Joanna Newsom – Ys

Joanna Newsom - Ys

Jacob Jordan, Staff Writer

Genre: Indie Folk, Chamber Folk

Recommended for: Fans of Sufjan Stevens, Fleet Foxes, Big Thief

Thoughts: What you make of Ys will primarily be what you make of its idiosyncrasies. Joanna Newsom has a voice that she herself has described as “untrainable,” the lyrics are dense and often archaic, and the average track spans more than ten minutes. The heavy medieval aesthetic and earnest ambition of this album also tend to alienate a lot of its listeners. But many of these same characteristics that make Ys difficult to approach only make me appreciate it more. It’s not that I appreciate the difficulty, necessarily, but mostly the uniqueness. There truly is nothing else like it.

The album opener, Emily, details at length Newsom’s relationship with her sister Emily, through three long verses and a chorus. In the first verse, she wistfully reminisces on their childhood in the West. Here, the feeling of separation between the scientifically-minded Emily and poetically-minded Joanna first develops—“Frowning at the angle where they were lost, and slipped under forever / In a mud-cloud, mica-spangled, like the sky’d been breathing on a mirror.” This is only made more dramatic in the chorus, a poem about meteors and meteorites where the information is wrong, even though Joanna Newsom had promised Emily that she’d “set them to verse so I’d always remember.” The second verse describes a time in which Emily had helped her through a miscarriage, and the third verse reflects Joanna Newsom’s desire to reconnect with her sister (“Come on home. The poppies are all grown knee-deep by now”).

Of course when listening to Emily for the first time I was first struck by the poetic elements, but I also dearly love Joanna Newsom’s singing and harp playing as well as the orchestra backing the song. The singing is still in the forefront, and almost none of it is purely instrumental. The song is melancholy and wistful and feels shorter than its twelve-minute runtime. It demands a listen, and is probably the best song on the album (if I was forced to choose). In a way it is mirrored by the closer, Cosmia, in that it feels like a lyrical awakening, a coming into the light- whereas Cosmia’s direct dialogue with death feels like natural closure. Cosmia is not hard or overt, but it finds consolation beyond loss, a major theme of the album as a whole.

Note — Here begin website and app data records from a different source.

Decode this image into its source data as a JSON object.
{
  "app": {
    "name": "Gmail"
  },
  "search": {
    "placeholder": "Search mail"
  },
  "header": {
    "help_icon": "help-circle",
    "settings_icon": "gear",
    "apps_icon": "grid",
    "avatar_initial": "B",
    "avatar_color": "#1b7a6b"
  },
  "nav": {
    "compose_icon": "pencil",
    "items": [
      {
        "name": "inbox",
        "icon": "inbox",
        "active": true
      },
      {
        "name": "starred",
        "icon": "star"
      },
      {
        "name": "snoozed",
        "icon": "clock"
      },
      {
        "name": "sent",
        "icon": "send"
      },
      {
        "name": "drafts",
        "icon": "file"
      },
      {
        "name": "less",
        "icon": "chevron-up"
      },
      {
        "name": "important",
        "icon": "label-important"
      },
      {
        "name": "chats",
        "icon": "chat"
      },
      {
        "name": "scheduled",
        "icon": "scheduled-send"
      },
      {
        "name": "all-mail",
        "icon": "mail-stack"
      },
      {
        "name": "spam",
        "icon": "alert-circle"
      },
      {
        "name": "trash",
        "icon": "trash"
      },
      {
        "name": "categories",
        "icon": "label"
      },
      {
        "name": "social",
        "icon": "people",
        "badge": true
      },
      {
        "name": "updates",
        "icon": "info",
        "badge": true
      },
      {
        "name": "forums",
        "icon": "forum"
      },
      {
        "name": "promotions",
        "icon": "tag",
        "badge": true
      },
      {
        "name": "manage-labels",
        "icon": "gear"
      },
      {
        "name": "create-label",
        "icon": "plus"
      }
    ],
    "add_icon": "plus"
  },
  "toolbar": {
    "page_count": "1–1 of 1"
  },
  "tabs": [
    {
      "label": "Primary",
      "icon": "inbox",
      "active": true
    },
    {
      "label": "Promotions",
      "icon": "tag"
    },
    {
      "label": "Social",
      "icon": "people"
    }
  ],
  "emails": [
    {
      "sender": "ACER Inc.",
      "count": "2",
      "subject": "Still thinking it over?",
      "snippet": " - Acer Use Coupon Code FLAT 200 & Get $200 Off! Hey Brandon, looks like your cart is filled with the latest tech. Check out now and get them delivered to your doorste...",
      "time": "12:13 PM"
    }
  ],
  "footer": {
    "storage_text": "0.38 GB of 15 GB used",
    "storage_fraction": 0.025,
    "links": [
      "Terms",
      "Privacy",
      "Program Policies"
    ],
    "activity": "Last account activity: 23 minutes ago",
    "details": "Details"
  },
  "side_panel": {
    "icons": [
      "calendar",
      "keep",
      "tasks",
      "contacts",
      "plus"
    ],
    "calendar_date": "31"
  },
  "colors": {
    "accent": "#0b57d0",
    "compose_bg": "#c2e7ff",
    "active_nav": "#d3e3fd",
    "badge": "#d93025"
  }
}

Of course everything else has great merit too, though. Monkey and the Bear, which follows immediately, is a great allegory for societal oppression of women, with the monkey always holding the promise of freedom and happiness just ahead of the bear, being very controlling and obsessive. The song ends like Kate Chopin’s The Awakening with the bear swimming far out to sea—though she does not drown, but instead turns into a constellation (Ursa Major). The following Sawdust and Diamonds is probably the song that I’ve explored the least, but it has a number of intense moments in its highly symbolic tale of a child’s death. The intricate lyrics explore a loss of control (“And then the system of strings tugs on the tip of my wings (cut from cardboard and old magazines) / Makes me warble and rise, like a sparrow”). These songs are slightly shorter, but set up the seventeen-minute (!) Only Skin in a way that makes it feel like the climax of the album. A complex story of a strained relationship between Newsom and a former soldier, there really is too much to explain everything. Yet especially strong segments include a narrative about a brown bird that hit Newsom’s window, who recovers when she is released (“Where she’d lain, as still as a stone, in my palm, for a lifetime or two / Then saw the treetops, cocked her head, and up and flew”), and one about her PTSD-ridden partner who contemplates suicide but is brought back through their love. The guest vocals from Smog’s Bill Callahan on the latter half of the song greatly add to the build up near the end. Here, too, Van Dyke Parks’ Baroque-inspired arrangements really start to shine, with numerous great and well-placed flourishes. But none of this diminishes from what is really at forefront—Joanna Newsom’s incredible storytelling and songwriting.

Favorite Songs: Emily, Only Skin, Cosmia

Least Favorite Song: Sawdust and Diamonds

Rating: 10/10